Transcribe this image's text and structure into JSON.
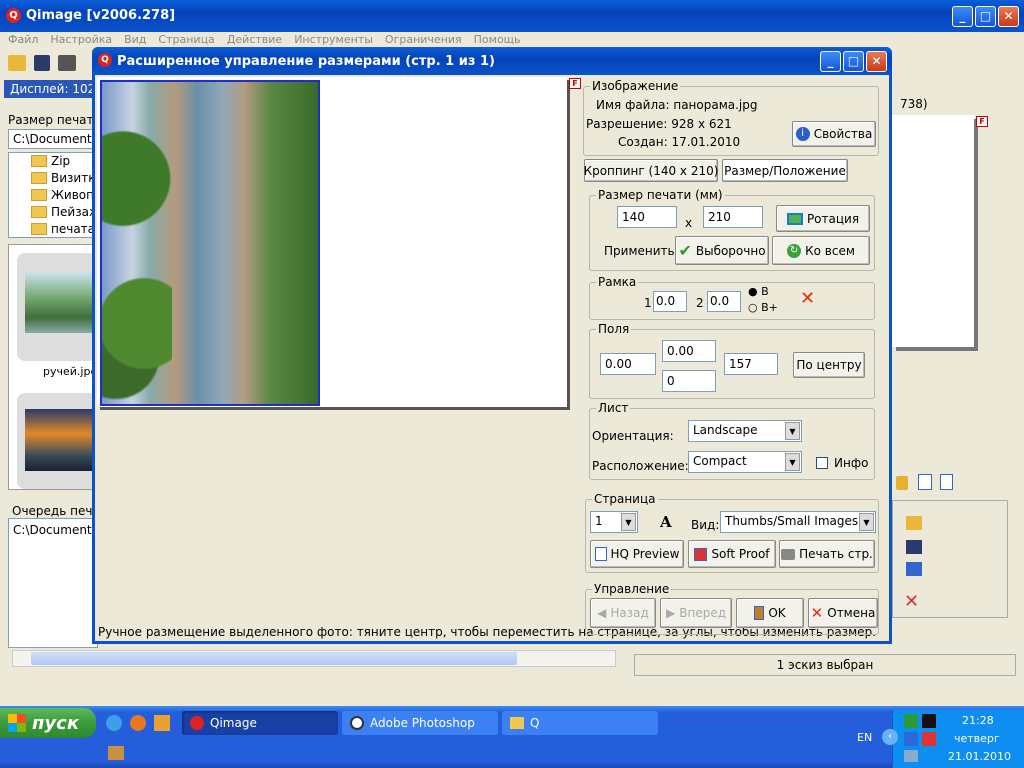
{
  "main": {
    "title": "Qimage [v2006.278]",
    "menu": [
      "Файл",
      "Настройка",
      "Вид",
      "Страница",
      "Действие",
      "Инструменты",
      "Ограничения",
      "Помощь"
    ],
    "display_label": "Дисплей: 102",
    "print_size_label": "Размер печат",
    "path": "C:\\Documents",
    "tree": [
      "Zip",
      "Визитк",
      "Живоп",
      "Пейзаж",
      "печата"
    ],
    "thumb_caption": "ручей.jpg",
    "queue_label": "Очередь печ",
    "queue_path": "C:\\Document",
    "right_header": "738)",
    "status": "1 эскиз выбран"
  },
  "dialog": {
    "title": "Расширенное управление размерами (стр. 1 из 1)",
    "image": {
      "legend": "Изображение",
      "filename": "Имя файла: панорама.jpg",
      "resolution": "Разрешение: 928 x 621",
      "created": "Создан: 17.01.2010",
      "props_btn": "Свойства"
    },
    "tabs": [
      "Кроппинг (140 x 210)",
      "Размер/Положение"
    ],
    "print_size": {
      "legend": "Размер печати (мм)",
      "width": "140",
      "x": "x",
      "height": "210",
      "rotate_btn": "Ротация",
      "apply_label": "Применить:",
      "selective_btn": "Выборочно",
      "all_btn": "Ко всем"
    },
    "frame": {
      "legend": "Рамка",
      "n1": "1",
      "v1": "0.0",
      "n2": "2",
      "v2": "0.0",
      "opt_b": "B",
      "opt_bplus": "B+"
    },
    "margins": {
      "legend": "Поля",
      "left": "0.00",
      "top": "0.00",
      "bottom": "0",
      "right": "157",
      "center_btn": "По центру"
    },
    "sheet": {
      "legend": "Лист",
      "orientation_label": "Ориентация:",
      "orientation": "Landscape",
      "layout_label": "Расположение:",
      "layout": "Compact",
      "info_label": "Инфо"
    },
    "page": {
      "legend": "Страница",
      "page_num": "1",
      "font_icon": "A",
      "view_label": "Вид:",
      "view": "Thumbs/Small Images",
      "hq_btn": "HQ Preview",
      "soft_btn": "Soft Proof",
      "print_btn": "Печать стр."
    },
    "control": {
      "legend": "Управление",
      "back_btn": "Назад",
      "forward_btn": "Вперед",
      "ok_btn": "OK",
      "cancel_btn": "Отмена"
    },
    "status": "Ручное размещение выделенного фото: тяните центр, чтобы переместить на странице, за углы, чтобы изменить размер."
  },
  "taskbar": {
    "start": "пуск",
    "tasks": [
      "Qimage",
      "Adobe Photoshop",
      "Q"
    ],
    "lang": "EN",
    "time": "21:28",
    "day": "четверг",
    "date": "21.01.2010"
  }
}
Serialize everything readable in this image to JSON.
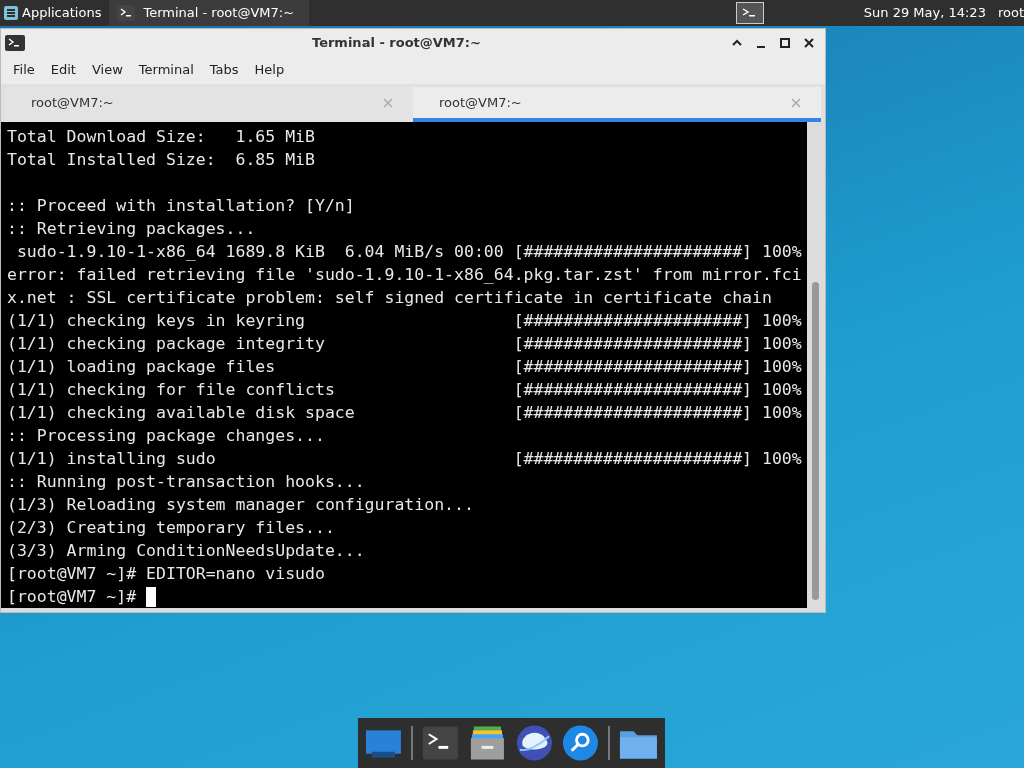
{
  "top_panel": {
    "applications": "Applications",
    "task": {
      "title": "Terminal - root@VM7:~",
      "selected": false
    },
    "clock": "Sun 29 May, 14:23",
    "user": "root"
  },
  "window": {
    "title": "Terminal - root@VM7:~",
    "menu": [
      "File",
      "Edit",
      "View",
      "Terminal",
      "Tabs",
      "Help"
    ],
    "tabs": [
      {
        "label": "root@VM7:~",
        "selected": false
      },
      {
        "label": "root@VM7:~",
        "selected": true
      }
    ],
    "terminal": {
      "blocks": [
        [
          "Total Download Size:   1.65 MiB",
          "Total Installed Size:  6.85 MiB"
        ],
        [
          ":: Proceed with installation? [Y/n]",
          ":: Retrieving packages...",
          " sudo-1.9.10-1-x86_64 1689.8 KiB  6.04 MiB/s 00:00 [######################] 100%",
          "error: failed retrieving file 'sudo-1.9.10-1-x86_64.pkg.tar.zst' from mirror.fci",
          "x.net : SSL certificate problem: self signed certificate in certificate chain",
          "(1/1) checking keys in keyring                     [######################] 100%",
          "(1/1) checking package integrity                   [######################] 100%",
          "(1/1) loading package files                        [######################] 100%",
          "(1/1) checking for file conflicts                  [######################] 100%",
          "(1/1) checking available disk space                [######################] 100%",
          ":: Processing package changes...",
          "(1/1) installing sudo                              [######################] 100%",
          ":: Running post-transaction hooks...",
          "(1/3) Reloading system manager configuration...",
          "(2/3) Creating temporary files...",
          "(3/3) Arming ConditionNeedsUpdate...",
          "[root@VM7 ~]# EDITOR=nano visudo",
          "[root@VM7 ~]# "
        ]
      ]
    }
  }
}
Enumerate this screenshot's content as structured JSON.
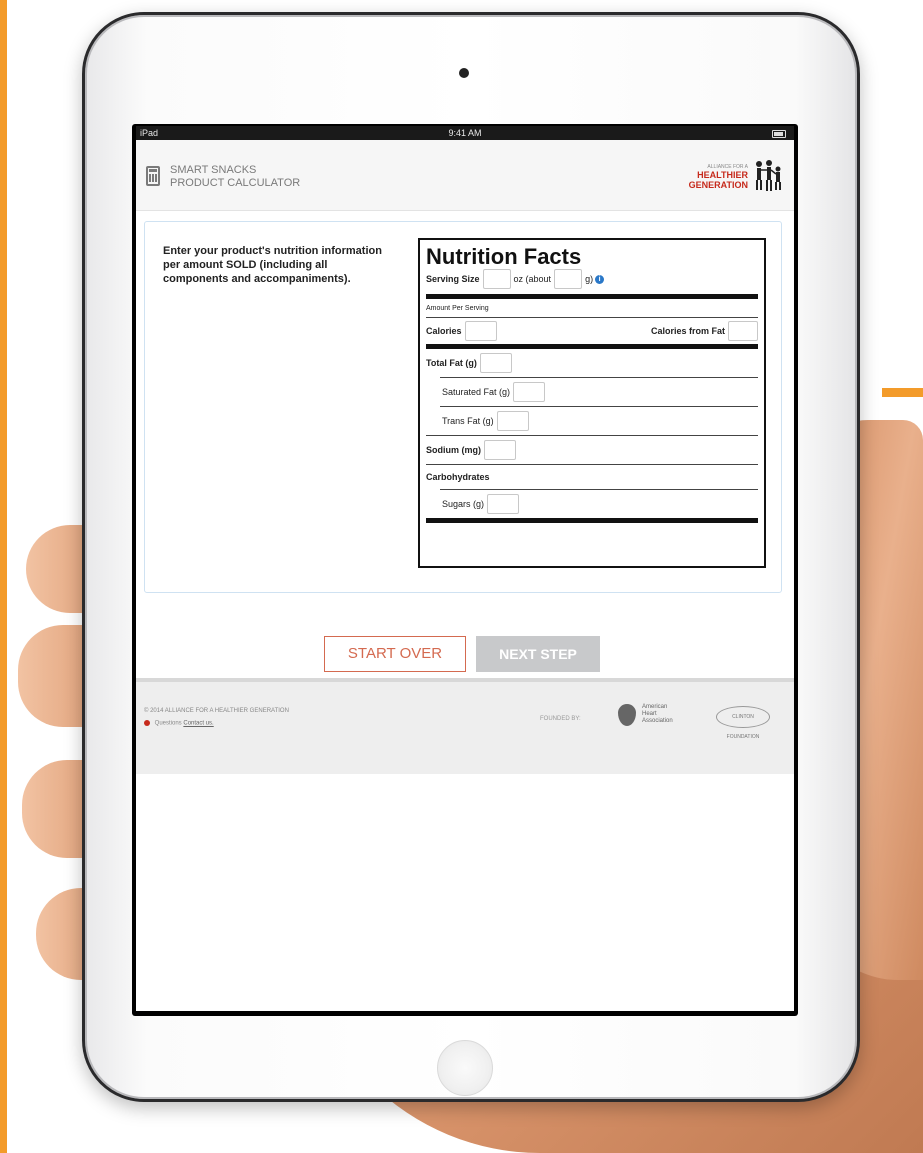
{
  "status_bar": {
    "device": "iPad",
    "time": "9:41 AM"
  },
  "header": {
    "title_line1": "SMART SNACKS",
    "title_line2": "PRODUCT CALCULATOR",
    "logo_top": "ALLIANCE FOR A",
    "logo_line1": "HEALTHIER",
    "logo_line2": "GENERATION"
  },
  "instructions": "Enter your product's nutrition information per amount SOLD (including all components and accompaniments).",
  "nutrition_facts": {
    "title": "Nutrition Facts",
    "serving_size_label": "Serving Size",
    "serving_oz_label": "oz (about",
    "serving_g_label": "g)",
    "amount_per_serving": "Amount Per Serving",
    "calories_label": "Calories",
    "calories_from_fat_label": "Calories from Fat",
    "total_fat_label": "Total Fat (g)",
    "saturated_fat_label": "Saturated Fat (g)",
    "trans_fat_label": "Trans Fat (g)",
    "sodium_label": "Sodium (mg)",
    "carbohydrates_label": "Carbohydrates",
    "sugars_label": "Sugars (g)"
  },
  "buttons": {
    "start_over": "START OVER",
    "next_step": "NEXT STEP"
  },
  "footer": {
    "copyright": "© 2014 ALLIANCE FOR A HEALTHIER GENERATION",
    "questions_label": "Questions",
    "contact_link": "Contact us.",
    "founded_by": "FOUNDED BY:",
    "aha_line1": "American",
    "aha_line2": "Heart",
    "aha_line3": "Association",
    "clinton_logo": "CLINTON FOUNDATION"
  },
  "colors": {
    "accent_orange": "#f39b2a",
    "brand_red": "#c62a1c",
    "start_over": "#d46a50",
    "next_step_disabled": "#c8c9cb"
  }
}
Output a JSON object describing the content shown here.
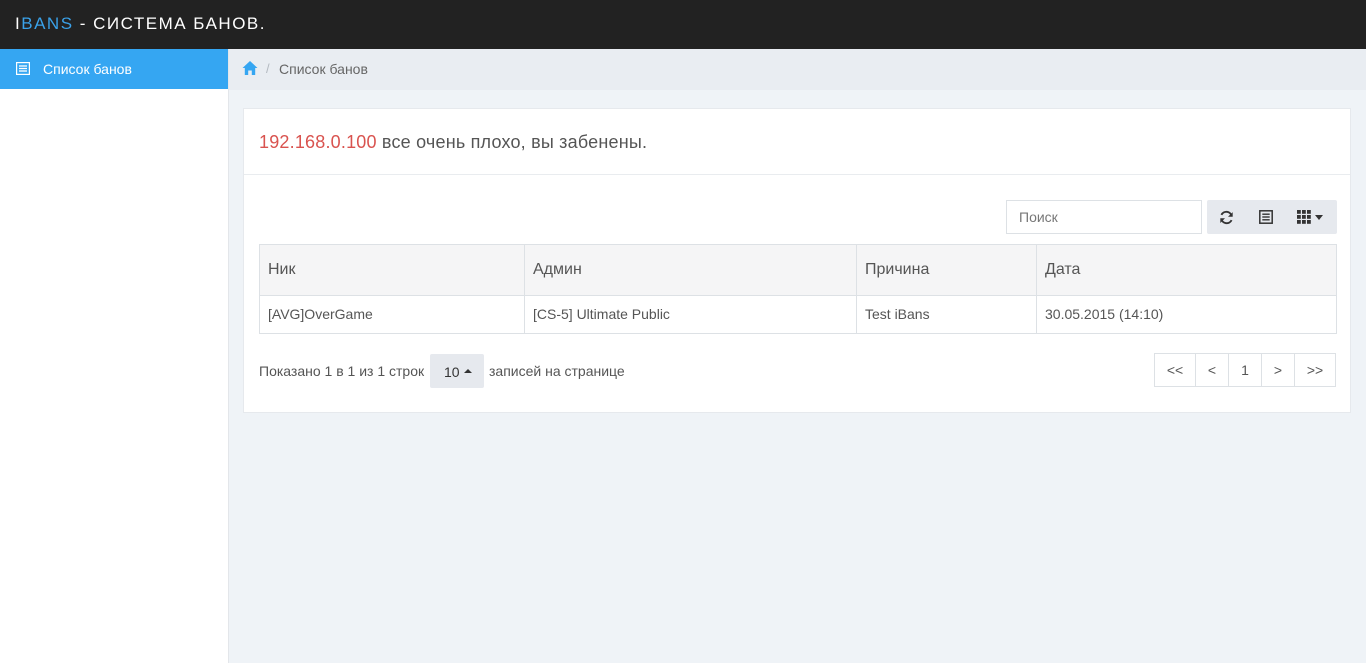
{
  "app": {
    "brand_i": "I",
    "brand_bans": "BANS",
    "brand_rest": " - СИСТЕМА БАНОВ."
  },
  "sidebar": {
    "items": [
      {
        "label": "Список банов",
        "icon": "list-icon",
        "active": true
      }
    ]
  },
  "breadcrumb": {
    "home_icon": "home-icon",
    "separator": "/",
    "current": "Список банов"
  },
  "notice": {
    "ip": "192.168.0.100",
    "text": " все очень плохо, вы забенены."
  },
  "toolbar": {
    "search_placeholder": "Поиск",
    "buttons": [
      "refresh-icon",
      "toggle-view-icon",
      "columns-icon"
    ]
  },
  "table": {
    "columns": [
      "Ник",
      "Админ",
      "Причина",
      "Дата"
    ],
    "rows": [
      [
        "[AVG]OverGame",
        "[CS-5] Ultimate Public",
        "Test iBans",
        "30.05.2015 (14:10)"
      ]
    ]
  },
  "pagination": {
    "info": "Показано 1 в 1 из 1 строк",
    "page_size": "10",
    "after": "записей на странице",
    "buttons": [
      "<<",
      "<",
      "1",
      ">",
      ">>"
    ]
  },
  "colors": {
    "accent": "#35a6f2",
    "topbar": "#222222",
    "ip_red": "#d9534f"
  }
}
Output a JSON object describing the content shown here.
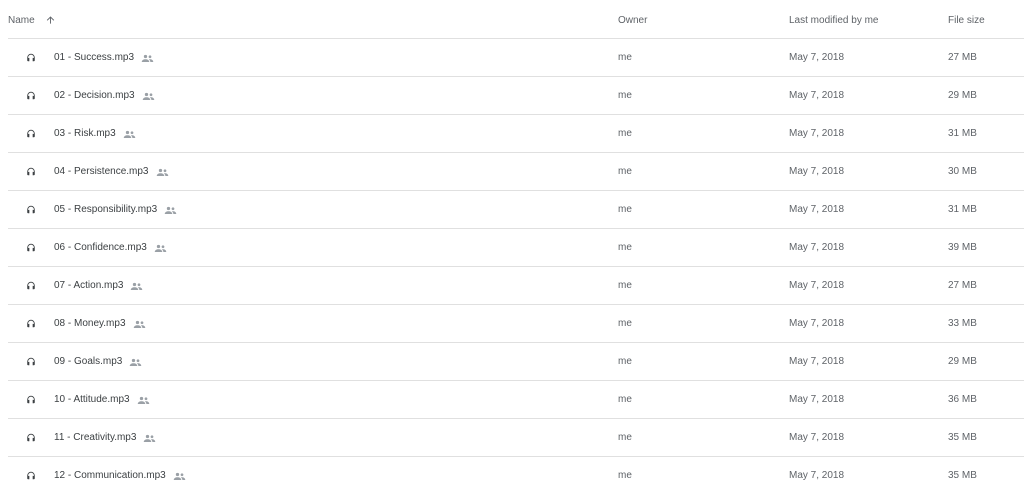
{
  "columns": {
    "name": "Name",
    "owner": "Owner",
    "modified": "Last modified by me",
    "size": "File size"
  },
  "icons": {
    "sort": "arrow-upward-icon",
    "file": "headphones-icon",
    "shared": "shared-people-icon"
  },
  "files": [
    {
      "name": "01 - Success.mp3",
      "owner": "me",
      "modified": "May 7, 2018",
      "size": "27 MB"
    },
    {
      "name": "02 - Decision.mp3",
      "owner": "me",
      "modified": "May 7, 2018",
      "size": "29 MB"
    },
    {
      "name": "03 - Risk.mp3",
      "owner": "me",
      "modified": "May 7, 2018",
      "size": "31 MB"
    },
    {
      "name": "04 - Persistence.mp3",
      "owner": "me",
      "modified": "May 7, 2018",
      "size": "30 MB"
    },
    {
      "name": "05 - Responsibility.mp3",
      "owner": "me",
      "modified": "May 7, 2018",
      "size": "31 MB"
    },
    {
      "name": "06 - Confidence.mp3",
      "owner": "me",
      "modified": "May 7, 2018",
      "size": "39 MB"
    },
    {
      "name": "07 - Action.mp3",
      "owner": "me",
      "modified": "May 7, 2018",
      "size": "27 MB"
    },
    {
      "name": "08 - Money.mp3",
      "owner": "me",
      "modified": "May 7, 2018",
      "size": "33 MB"
    },
    {
      "name": "09 - Goals.mp3",
      "owner": "me",
      "modified": "May 7, 2018",
      "size": "29 MB"
    },
    {
      "name": "10 - Attitude.mp3",
      "owner": "me",
      "modified": "May 7, 2018",
      "size": "36 MB"
    },
    {
      "name": "11 - Creativity.mp3",
      "owner": "me",
      "modified": "May 7, 2018",
      "size": "35 MB"
    },
    {
      "name": "12 - Communication.mp3",
      "owner": "me",
      "modified": "May 7, 2018",
      "size": "35 MB"
    }
  ]
}
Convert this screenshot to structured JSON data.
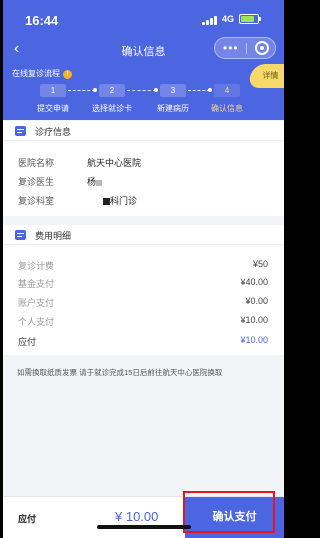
{
  "status_bar": {
    "time": "16:44",
    "network": "4G"
  },
  "nav": {
    "back_icon": "‹",
    "title": "确认信息",
    "more_icon": "•••"
  },
  "flow": {
    "title": "在线复诊流程",
    "info_icon": "!",
    "detail_label": "详情"
  },
  "steps": [
    {
      "number": "1",
      "label": "提交申请",
      "active": false
    },
    {
      "number": "2",
      "label": "选择就诊卡",
      "active": false
    },
    {
      "number": "3",
      "label": "新建病历",
      "active": false
    },
    {
      "number": "4",
      "label": "确认信息",
      "active": true
    }
  ],
  "medical_info": {
    "title": "诊疗信息",
    "rows": [
      {
        "label": "医院名称",
        "value": "航天中心医院"
      },
      {
        "label": "复诊医生",
        "value": "杨"
      },
      {
        "label": "复诊科室",
        "value": "科门诊"
      }
    ]
  },
  "fee_detail": {
    "title": "费用明细",
    "rows": [
      {
        "label": "复诊计费",
        "value": "¥50"
      },
      {
        "label": "基金支付",
        "value": "¥40.00"
      },
      {
        "label": "账户支付",
        "value": "¥0.00"
      },
      {
        "label": "个人支付",
        "value": "¥10.00"
      },
      {
        "label": "应付",
        "value": "¥10.00"
      }
    ]
  },
  "notice": "如需换取纸质发票 请于就诊完成15日后前往航天中心医院换取",
  "bottom": {
    "pay_label": "应付",
    "amount": "¥ 10.00",
    "button_label": "确认支付"
  },
  "colors": {
    "brand": "#4c65e0",
    "highlight": "#e8141c",
    "badge": "#f7d86a"
  }
}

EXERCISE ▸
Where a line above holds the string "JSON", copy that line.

RESPONSE ▸
Transcribe this image's text and structure into JSON.
Serialize everything readable in this image to JSON.
Enumerate this screenshot's content as structured JSON.
Output a JSON object describing the content shown here.
Output a JSON object describing the content shown here.
Convert this screenshot to structured JSON data.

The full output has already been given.